Next Up:
0:00 0:00
Available On Air Stations

New Yorkers Face Possible Utility Shut-Offs Days Before Christmas

The average debt faced by those behind on utility bills in New York is an estimated $1300
The average debt faced by those behind on utility bills in New York is an estimated $1300

More than a million New Yorkers could face having their heat, lights or water shut off starting December 22nd. The New York Energy Democracy Alliance, a group of advocacy organizations, is calling for state action to help those months behind on utility bills. Organizing Director Amber Johnson said just three days before Christmas New Yorkers are having to decide on paying their rent or utility bills.

“You have to pick and choose what’s more important, and, you know, do I want to be housed before Christmas or do I want electricity? And which one can I keep together? And usually people say house,” Johnson said.

Starting last June, COVID effects allowed for a 180-day pause on shut offs. But that protection ran out December 20th. Johnson estimates the average debt of those behind on their bills is about 13-hundred dollars. The advocacy groups have come together to sign a petition urging New York Governor Kathy Hochul to act.

“There need to be some sort of emergency legislation or directive towards the public service commission to really cancel all these debts, right? There’s about 1.2 million New Yorkers more than 60 days behind their bills. That means there’s 1.2 million that could get a shut off the 22nd. So there has to be some sort of emergency action take,” she said.


The state Department of Public Service, meanwhile, is encouraging homeowners and renters to seek help through existing state programs.

Johnson said, however, those programs are insufficient. And she adds many of those currently struggling haven’t been in debt before and don’t know how to sign up for such assistance. She encourages those in fear of their utilities being cut off to not suffer in silence, spread the word of the cut offs, and work as a community.

Chris Bolt, Ed.D. has proudly been covering the Central New York community and mentoring students for more than 30 years. His career in public media started as a student volunteer, then as a reporter/producer.
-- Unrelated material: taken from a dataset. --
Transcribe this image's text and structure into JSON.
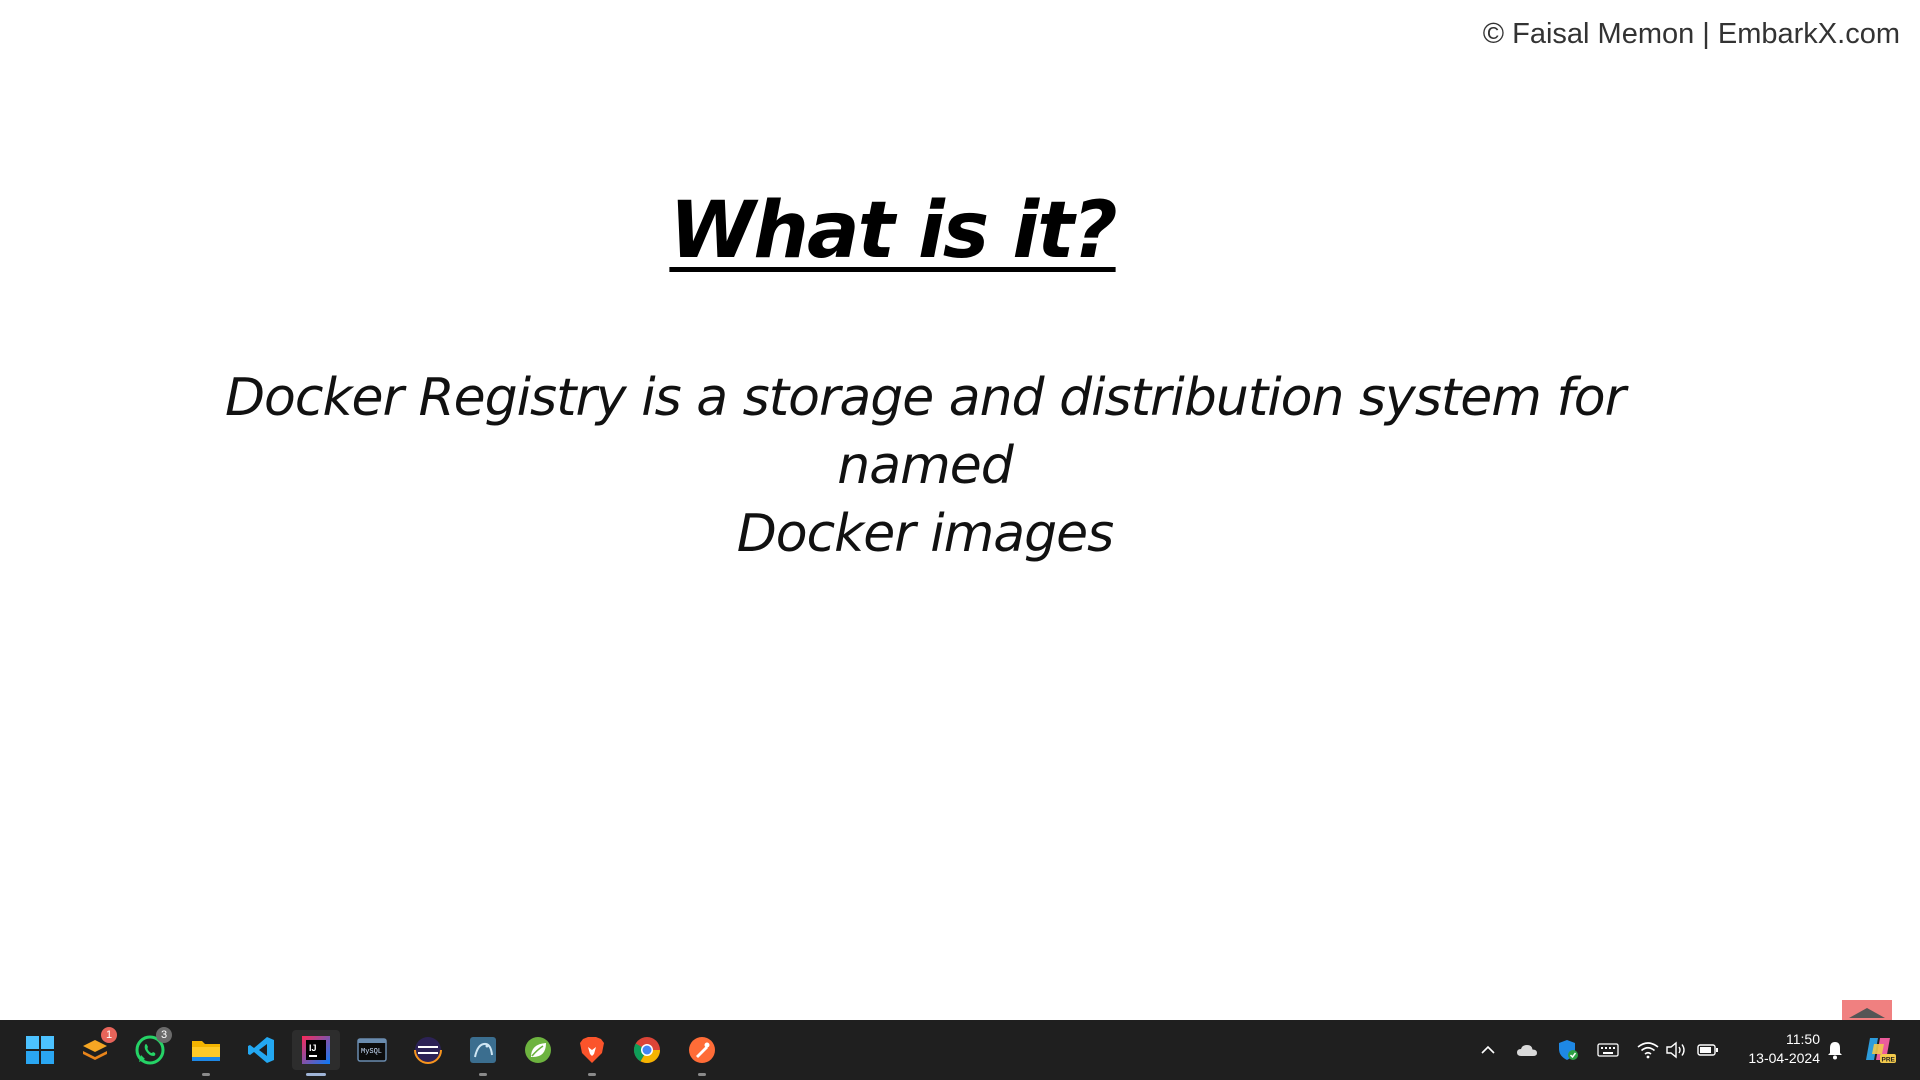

He has been the news director for WAER since 1995. Dedicated to keeping local news coverage alive, Chris also has a passion for education, having trained, mentored and provided a platform for growth to more than a thousand students. Career highlights include having work appear on NPR, CBS, ABC and other news networks, winning numerous local and state journalism awards.